**What is required:** Print the listing below exactly, minus its pictures.

**Data to examine:**
______________________________
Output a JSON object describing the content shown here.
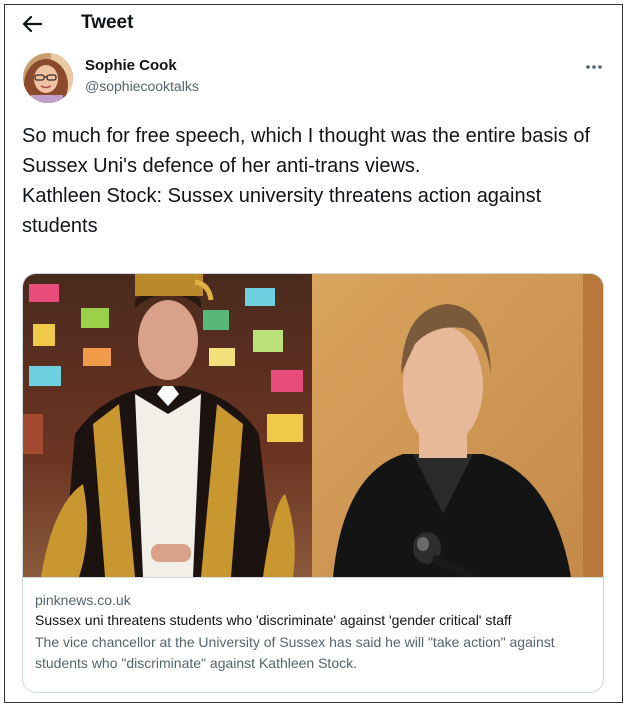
{
  "header": {
    "title": "Tweet",
    "back_icon": "arrow-left-icon"
  },
  "tweet": {
    "author": {
      "name": "Sophie Cook",
      "handle": "@sophiecooktalks"
    },
    "more_icon": "ellipsis-icon",
    "text": "So much for free speech, which I thought was the entire basis of Sussex Uni's defence of her anti-trans views.\nKathleen Stock: Sussex university threatens action against students"
  },
  "card": {
    "domain": "pinknews.co.uk",
    "title": "Sussex uni threatens students who 'discriminate' against 'gender critical' staff",
    "description": "The vice chancellor at the University of Sussex has said he will \"take action\" against students who \"discriminate\" against Kathleen Stock."
  },
  "colors": {
    "text_primary": "#0f1419",
    "text_secondary": "#536471",
    "card_border": "#cfd9de"
  }
}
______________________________
**Output of the task:**
Output a JSON object describing the content shown here.
{
  "header": {
    "title": "Tweet",
    "back_icon": "arrow-left-icon"
  },
  "tweet": {
    "author": {
      "name": "Sophie Cook",
      "handle": "@sophiecooktalks"
    },
    "more_icon": "ellipsis-icon",
    "text": "So much for free speech, which I thought was the entire basis of Sussex Uni's defence of her anti-trans views.\nKathleen Stock: Sussex university threatens action against students"
  },
  "card": {
    "domain": "pinknews.co.uk",
    "title": "Sussex uni threatens students who 'discriminate' against 'gender critical' staff",
    "description": "The vice chancellor at the University of Sussex has said he will \"take action\" against students who \"discriminate\" against Kathleen Stock."
  },
  "colors": {
    "text_primary": "#0f1419",
    "text_secondary": "#536471",
    "card_border": "#cfd9de"
  }
}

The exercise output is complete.